Despite playing reasonably well as a part-timer for the 1970 Expos – he was arguably one of their seven or eight best players – Phillips spent the entire 1971 season back in the minors, first with the Expos’ Triple-A affiliate in Winnipeg, and briefly with the Angels’ Salt Lake City club. As usual, there was some drama in the middle: The Yankees reportedly tried to acquire Phillips from the Expos, but he refused to report to the Yankees’ Syracuse farm club, and seems to have been suspended for a few days until the Expos worked out a deal with the Angels.
After the season, the Angels returned Phillips to the Expos, who then sent him to the Indians. Phillips was on Cleveland’s Opening Day roster in 1972, but was optioned to Triple-A Portland in the middle of May, having gotten into 13 games but gone hitless in nine plate appearances. That would be Phillips’s last taste of the majors. He spent the rest of the summer with Portland, then played for the Mexico City Reds from 1974 through ’76. In 1979 Phillips closed out his Organized Baseball career back home, playing a few games with the Inter-American League’s Panama Bangueros.
After he left baseball, Phillips’ life becomes something of a mystery. I tried a few times in early 2013 to contact him, and I have tried finding out what he has been up to the past thirty-odd years, but he seems to have made a concerted effort to lead a private life in Florida.
Last revised: August 27, 2014
This biography is included in the book "The Year of the Blue Snow: The 1964 Philadelphia Phillies" (SABR, 2013), edited by Mel Marmer and Bill Nowlin. For more information or to purchase the book in e-book or paperback form, click here.
1 Edgar Munzel, unlabeled article from National Baseball Library clippings file, May 14, 1966.
2 George Vecsey, “Waiting for Adolfo,” Sport, May, 1968.
4 James Enright, “Adolfo Has the Basics,” Chicago American, April 30, 1966.
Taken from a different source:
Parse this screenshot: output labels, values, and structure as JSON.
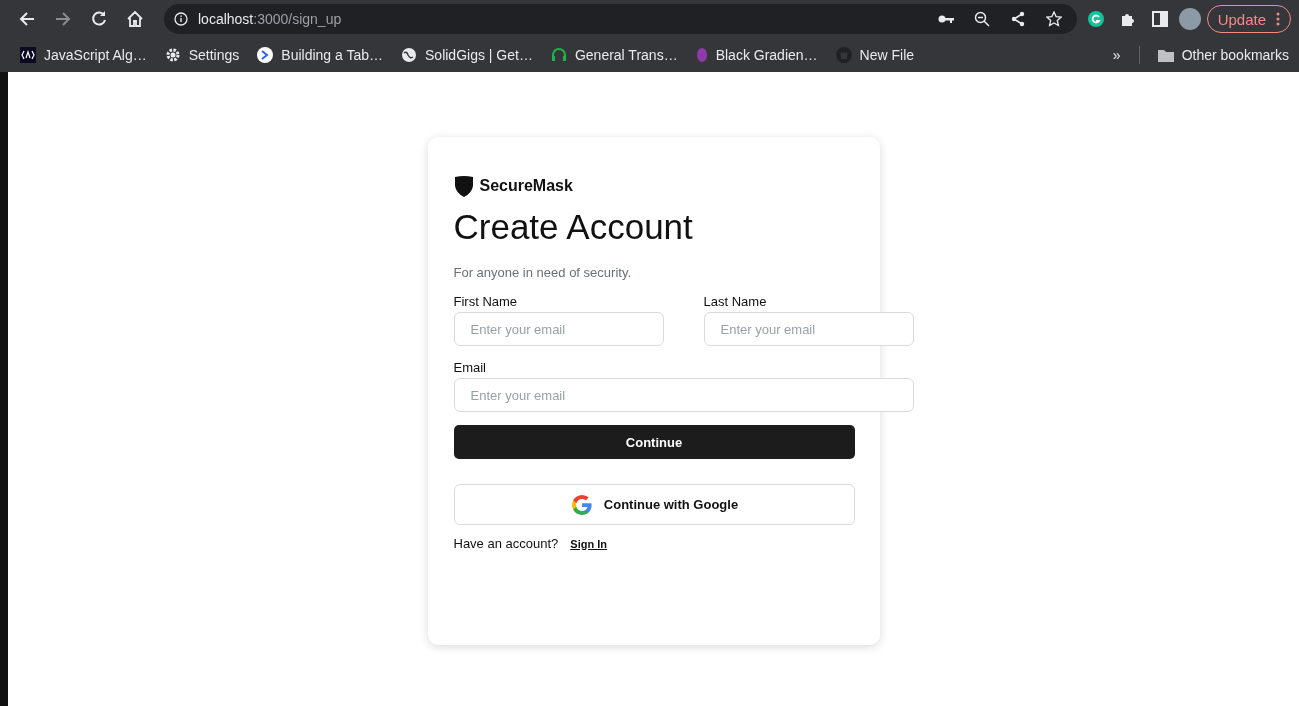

5 Munzel, May 14, 1966.
6 Dick Young, “Young Ideas,” New York Daily News, June 21, 1969.
7 Young, June 21, 1969.
8 Edgar Munzel, “Cubs May Boost Adolfo From 8th to Top of Order,” The Sporting News, March 9, 1968.
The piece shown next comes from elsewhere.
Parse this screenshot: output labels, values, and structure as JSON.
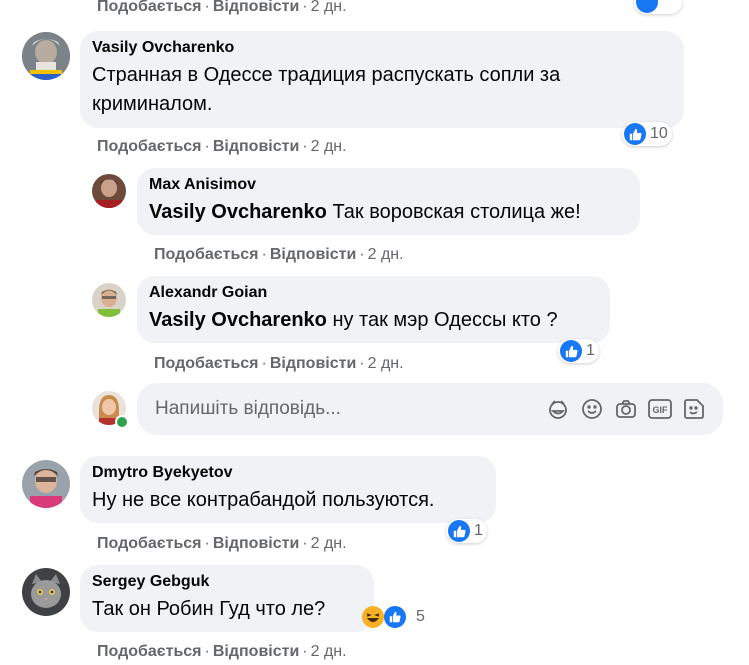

9 “Leo Fines Phillips $200 for his Failure to Hustle,” The Sporting News, July 13, 1968.
10 James Enright, “Does Thought of Draft Chill Cubs Adolfo?” Chicago American, July 31, 1968.
11 Jerome Holtzman, “Cubs Quit on Adolfo, Get Popo as Infield Spare,” The Sporting News, June 28, 1969.
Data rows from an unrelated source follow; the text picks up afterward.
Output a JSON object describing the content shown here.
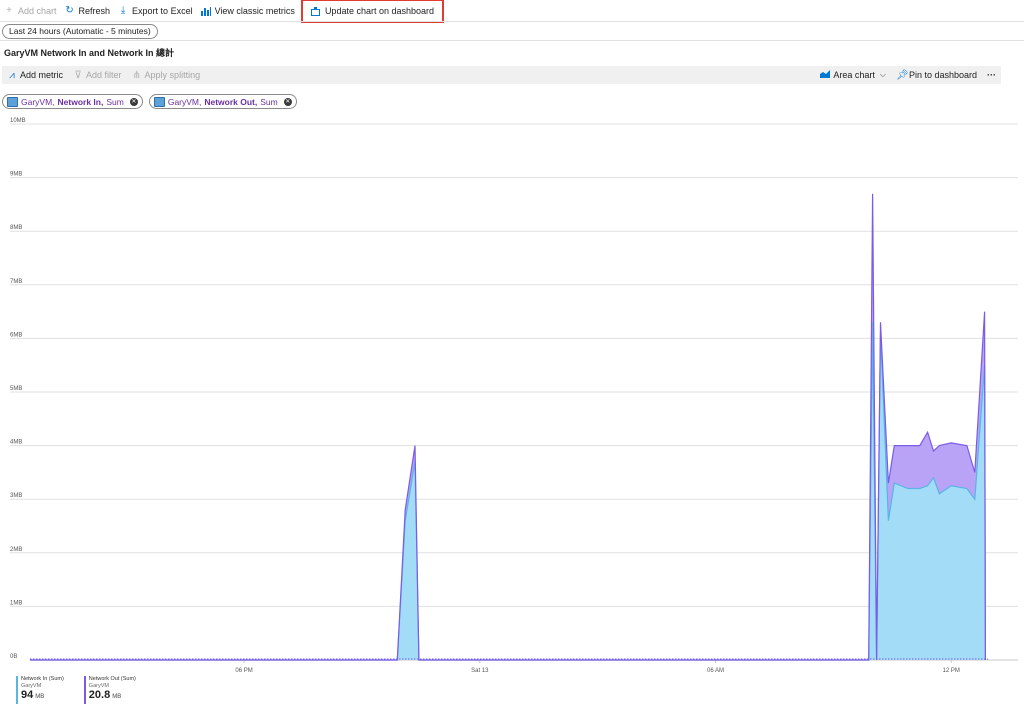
{
  "toolbar": {
    "add_chart": "Add chart",
    "refresh": "Refresh",
    "export": "Export to Excel",
    "classic": "View classic metrics",
    "update_dashboard": "Update chart on dashboard"
  },
  "time_range": "Last 24 hours (Automatic - 5 minutes)",
  "chart_title": "GaryVM Network In and Network In 總計",
  "chart_toolbar": {
    "add_metric": "Add metric",
    "add_filter": "Add filter",
    "apply_splitting": "Apply splitting",
    "chart_type": "Area chart",
    "pin": "Pin to dashboard",
    "more": "···"
  },
  "pills": [
    {
      "resource": "GaryVM,",
      "metric": "Network In,",
      "agg": "Sum"
    },
    {
      "resource": "GaryVM,",
      "metric": "Network Out,",
      "agg": "Sum"
    }
  ],
  "legend": [
    {
      "name": "Network In (Sum)",
      "resource": "GaryVM",
      "value": "94",
      "unit": "MB",
      "color": "#5ab4e6"
    },
    {
      "name": "Network Out (Sum)",
      "resource": "GaryVM",
      "value": "20.8",
      "unit": "MB",
      "color": "#7b5be8"
    }
  ],
  "colors": {
    "network_in_fill": "#a3dcf6",
    "network_in_line": "#5ab4e6",
    "network_out_fill": "#b9a3f7",
    "network_out_line": "#7b5be8"
  },
  "chart_data": {
    "type": "area",
    "ylim": [
      0,
      10
    ],
    "y_unit": "MB",
    "y_ticks": [
      "0B",
      "1MB",
      "2MB",
      "3MB",
      "4MB",
      "5MB",
      "6MB",
      "7MB",
      "8MB",
      "9MB",
      "10MB"
    ],
    "x_ticks": [
      "06 PM",
      "Sat 13",
      "06 AM",
      "12 PM"
    ],
    "x_tick_hours": [
      5,
      11,
      17,
      23
    ],
    "xlim_hours": [
      -0.45,
      24.7
    ],
    "stacked": true,
    "series": [
      {
        "name": "Network In (Sum)",
        "points": [
          [
            -0.45,
            0
          ],
          [
            8.9,
            0
          ],
          [
            9.1,
            2.6
          ],
          [
            9.35,
            3.7
          ],
          [
            9.45,
            0
          ],
          [
            20.9,
            0
          ],
          [
            21.0,
            6.3
          ],
          [
            21.1,
            0
          ],
          [
            21.2,
            6.1
          ],
          [
            21.4,
            2.6
          ],
          [
            21.55,
            3.3
          ],
          [
            21.9,
            3.2
          ],
          [
            22.2,
            3.2
          ],
          [
            22.4,
            3.25
          ],
          [
            22.55,
            3.4
          ],
          [
            22.7,
            3.1
          ],
          [
            23.0,
            3.25
          ],
          [
            23.4,
            3.2
          ],
          [
            23.6,
            3.0
          ],
          [
            23.85,
            5.5
          ],
          [
            23.87,
            0
          ]
        ]
      },
      {
        "name": "Network Out (Sum)",
        "points": [
          [
            -0.45,
            0
          ],
          [
            8.9,
            0
          ],
          [
            9.1,
            0.2
          ],
          [
            9.35,
            0.3
          ],
          [
            9.45,
            0
          ],
          [
            20.9,
            0
          ],
          [
            21.0,
            2.4
          ],
          [
            21.1,
            0
          ],
          [
            21.2,
            0.2
          ],
          [
            21.4,
            0.7
          ],
          [
            21.55,
            0.7
          ],
          [
            21.9,
            0.8
          ],
          [
            22.2,
            0.8
          ],
          [
            22.4,
            1.0
          ],
          [
            22.55,
            0.5
          ],
          [
            22.7,
            0.9
          ],
          [
            23.0,
            0.8
          ],
          [
            23.4,
            0.8
          ],
          [
            23.6,
            0.5
          ],
          [
            23.85,
            1.0
          ],
          [
            23.87,
            0
          ]
        ]
      }
    ]
  }
}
12 Ted Blackman, “Adolfo Phillips: his energy could light Beloeil for 16 years!” The Gazette (Montreal), July 30, 1969.
13 Ted Blackman, “Poor Adolfo Ailing; Nerves Very Taut,” The Sporting News, September 20, 1969.
14 Milt Richman, “Sports Parade,” Hendersonville (North Carolina) News-Times, March 10, 1970.
15 “Four Homers Washed Out in Dodgers-Expos Tussle,” The Sporting News, May 2, 1970.
16 The Sporting News, June 13, 1970.